  • apichai879
    Very good
    .8 inches is thin ... but ... 5.2 pounds is not light. How much does the absolutely required power supply weigh? I want to know the REAL travel weight.
  • John Kleitz
    If it's running hot under normal use, like games that it should be designed for, then it's useless.
  • mobilnor
    I like this laptop it seems very complete, I have a question the temperatures are higher than the competition, Asus, Razer Blade and Msi
  • Daninmo
    Have a previous Alienware m15. (9750, 1660ti, 16gb, 256gb m.2 & 1tb HD) Using it as a portable workstation with now 32gb ram, 2tb m.2 & 4tb Samsung SSD. Dual-boot with Linux Mint 19.2. Seems like end of line for m15 for me. Could live with dual m.2 but not 16gb of ram. Seems too much emphasis on thin and locked down hardware. I know I saved thousands upgrading on my own. I don't game seriously. At 60 years old I've been a modding computers since my Atari 800 but the last m15 was an excellent combination of power, size and battery life for me. The ease of upgrade will be missed.
  • thoddiver
    Hi, was a bit confused. The title shows it having a RTX 2060 at around $1k, but the review model is the $1700 one.

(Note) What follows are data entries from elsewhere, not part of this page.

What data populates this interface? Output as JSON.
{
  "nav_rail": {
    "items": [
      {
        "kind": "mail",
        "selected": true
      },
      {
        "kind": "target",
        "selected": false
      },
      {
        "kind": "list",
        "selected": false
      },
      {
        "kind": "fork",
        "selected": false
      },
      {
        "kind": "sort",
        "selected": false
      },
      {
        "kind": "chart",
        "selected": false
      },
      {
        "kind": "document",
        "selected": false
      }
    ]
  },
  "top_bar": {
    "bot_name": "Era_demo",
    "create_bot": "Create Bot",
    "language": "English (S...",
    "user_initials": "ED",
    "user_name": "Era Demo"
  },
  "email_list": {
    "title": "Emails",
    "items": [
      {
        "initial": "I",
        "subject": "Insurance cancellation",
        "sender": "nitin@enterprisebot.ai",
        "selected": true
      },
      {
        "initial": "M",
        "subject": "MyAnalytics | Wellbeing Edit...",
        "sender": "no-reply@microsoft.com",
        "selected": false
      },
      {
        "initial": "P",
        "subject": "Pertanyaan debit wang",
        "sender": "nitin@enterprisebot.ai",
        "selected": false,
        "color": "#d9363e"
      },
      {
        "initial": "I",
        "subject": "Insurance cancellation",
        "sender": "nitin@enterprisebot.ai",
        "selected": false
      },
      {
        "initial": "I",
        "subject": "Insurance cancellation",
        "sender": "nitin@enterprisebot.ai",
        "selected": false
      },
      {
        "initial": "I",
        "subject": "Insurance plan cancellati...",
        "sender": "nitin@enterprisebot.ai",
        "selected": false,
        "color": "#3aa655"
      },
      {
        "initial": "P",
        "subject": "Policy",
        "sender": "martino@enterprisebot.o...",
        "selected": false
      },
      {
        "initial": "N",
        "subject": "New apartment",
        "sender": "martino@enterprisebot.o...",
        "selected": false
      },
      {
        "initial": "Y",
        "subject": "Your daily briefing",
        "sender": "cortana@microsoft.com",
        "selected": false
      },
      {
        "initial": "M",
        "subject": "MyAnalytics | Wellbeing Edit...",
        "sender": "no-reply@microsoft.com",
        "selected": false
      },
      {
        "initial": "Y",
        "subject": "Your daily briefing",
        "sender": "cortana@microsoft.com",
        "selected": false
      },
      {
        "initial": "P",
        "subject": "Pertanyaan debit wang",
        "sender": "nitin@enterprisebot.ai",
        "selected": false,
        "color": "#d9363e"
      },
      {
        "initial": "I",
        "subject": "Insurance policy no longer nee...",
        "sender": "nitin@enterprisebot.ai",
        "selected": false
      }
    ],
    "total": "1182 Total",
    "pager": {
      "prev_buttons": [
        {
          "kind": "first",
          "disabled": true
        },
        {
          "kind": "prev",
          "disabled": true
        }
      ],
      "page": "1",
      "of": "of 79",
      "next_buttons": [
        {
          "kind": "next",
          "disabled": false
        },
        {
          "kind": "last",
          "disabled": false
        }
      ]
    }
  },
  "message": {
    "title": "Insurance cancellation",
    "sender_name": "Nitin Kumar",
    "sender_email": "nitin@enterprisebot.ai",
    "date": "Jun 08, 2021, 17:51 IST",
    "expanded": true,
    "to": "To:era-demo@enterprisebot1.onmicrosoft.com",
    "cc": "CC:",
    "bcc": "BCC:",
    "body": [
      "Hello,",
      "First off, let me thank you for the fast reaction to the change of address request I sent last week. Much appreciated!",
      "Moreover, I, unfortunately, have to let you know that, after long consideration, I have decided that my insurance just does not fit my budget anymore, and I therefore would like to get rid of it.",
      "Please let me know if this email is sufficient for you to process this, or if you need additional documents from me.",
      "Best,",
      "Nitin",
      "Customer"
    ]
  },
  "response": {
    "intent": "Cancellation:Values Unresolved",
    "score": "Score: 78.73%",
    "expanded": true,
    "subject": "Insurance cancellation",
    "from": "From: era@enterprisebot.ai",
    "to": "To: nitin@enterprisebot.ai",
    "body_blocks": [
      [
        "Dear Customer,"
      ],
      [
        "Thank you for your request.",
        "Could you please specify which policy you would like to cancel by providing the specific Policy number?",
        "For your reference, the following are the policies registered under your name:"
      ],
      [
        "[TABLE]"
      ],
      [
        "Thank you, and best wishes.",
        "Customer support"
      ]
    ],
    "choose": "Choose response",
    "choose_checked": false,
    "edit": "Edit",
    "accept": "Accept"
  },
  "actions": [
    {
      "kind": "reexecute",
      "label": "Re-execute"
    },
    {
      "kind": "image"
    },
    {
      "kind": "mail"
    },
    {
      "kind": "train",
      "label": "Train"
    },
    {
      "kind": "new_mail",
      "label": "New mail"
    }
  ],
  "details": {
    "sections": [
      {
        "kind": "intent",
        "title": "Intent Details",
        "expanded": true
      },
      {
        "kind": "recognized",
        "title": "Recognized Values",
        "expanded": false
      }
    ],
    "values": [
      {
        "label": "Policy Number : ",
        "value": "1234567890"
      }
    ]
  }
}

On Amazon it shows the price and link with the older GTX 1060. Was this just a sale that happened and I missed it?